# Prompt
Among the entries below, count the lines that contain the word "image". Write down only the total.

# Extracted records
*** Begin section ***
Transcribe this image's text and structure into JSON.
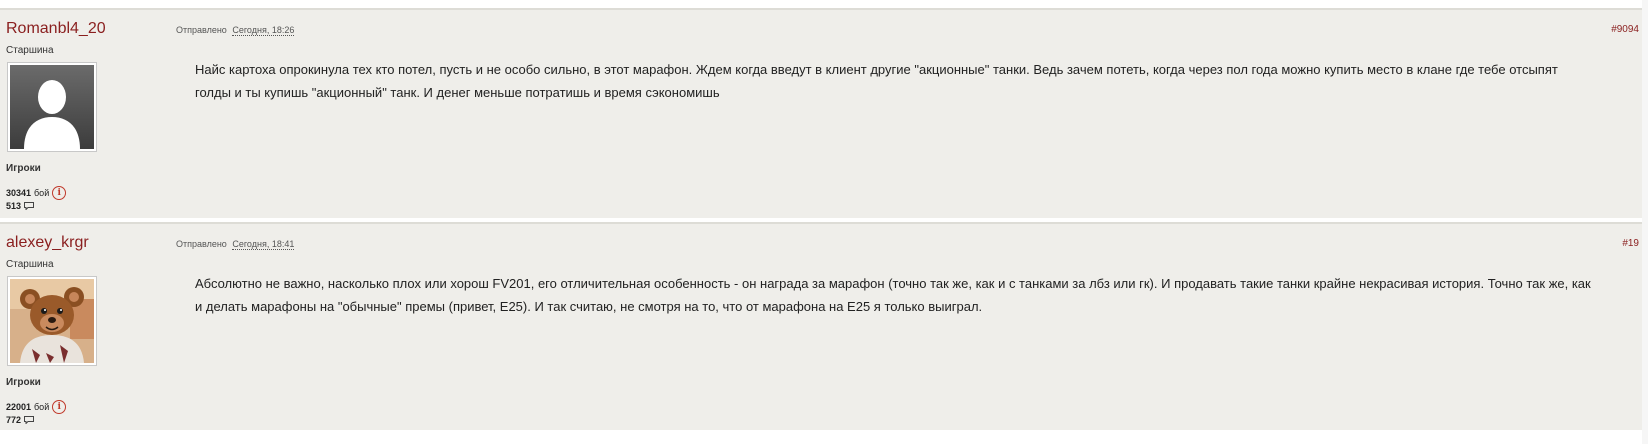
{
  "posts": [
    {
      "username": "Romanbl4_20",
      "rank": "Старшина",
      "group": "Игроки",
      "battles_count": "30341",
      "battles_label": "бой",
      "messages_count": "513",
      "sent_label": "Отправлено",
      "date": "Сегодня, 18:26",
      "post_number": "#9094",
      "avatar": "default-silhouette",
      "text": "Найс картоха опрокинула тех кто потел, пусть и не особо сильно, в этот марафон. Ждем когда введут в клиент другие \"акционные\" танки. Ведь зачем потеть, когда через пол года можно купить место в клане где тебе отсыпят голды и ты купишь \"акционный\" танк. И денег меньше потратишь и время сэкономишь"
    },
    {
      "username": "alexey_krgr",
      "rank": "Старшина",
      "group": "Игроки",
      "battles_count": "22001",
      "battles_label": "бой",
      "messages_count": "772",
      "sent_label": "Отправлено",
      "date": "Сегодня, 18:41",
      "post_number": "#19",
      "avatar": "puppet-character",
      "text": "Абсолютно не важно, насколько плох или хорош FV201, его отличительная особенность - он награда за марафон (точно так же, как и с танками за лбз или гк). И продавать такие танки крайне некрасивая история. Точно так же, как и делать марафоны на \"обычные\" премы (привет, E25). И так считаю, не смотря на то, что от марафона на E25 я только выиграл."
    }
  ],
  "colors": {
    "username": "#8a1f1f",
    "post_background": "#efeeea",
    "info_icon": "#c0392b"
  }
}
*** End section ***
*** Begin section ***
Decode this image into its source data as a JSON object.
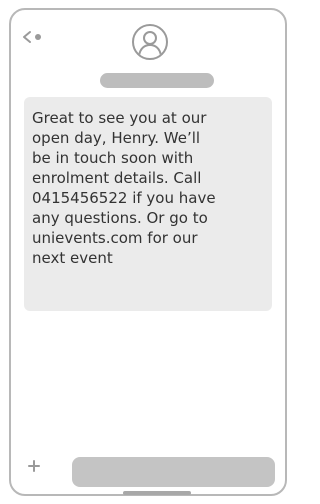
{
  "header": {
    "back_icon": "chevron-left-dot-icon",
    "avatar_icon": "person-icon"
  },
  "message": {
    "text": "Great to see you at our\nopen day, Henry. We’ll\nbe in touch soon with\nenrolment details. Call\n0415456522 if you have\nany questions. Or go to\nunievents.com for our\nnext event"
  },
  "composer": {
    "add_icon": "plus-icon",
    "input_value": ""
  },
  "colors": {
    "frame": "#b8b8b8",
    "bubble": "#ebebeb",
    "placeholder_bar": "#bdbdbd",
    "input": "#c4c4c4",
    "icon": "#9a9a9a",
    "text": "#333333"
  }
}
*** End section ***
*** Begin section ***
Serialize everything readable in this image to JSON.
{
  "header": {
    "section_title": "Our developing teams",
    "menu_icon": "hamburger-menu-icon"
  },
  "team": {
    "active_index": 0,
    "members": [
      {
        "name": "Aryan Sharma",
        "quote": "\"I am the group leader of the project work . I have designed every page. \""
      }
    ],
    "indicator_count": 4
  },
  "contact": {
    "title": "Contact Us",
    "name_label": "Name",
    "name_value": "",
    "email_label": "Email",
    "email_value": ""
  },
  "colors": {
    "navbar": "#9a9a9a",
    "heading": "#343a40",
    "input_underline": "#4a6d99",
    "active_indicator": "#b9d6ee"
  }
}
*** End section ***
# Task answer
3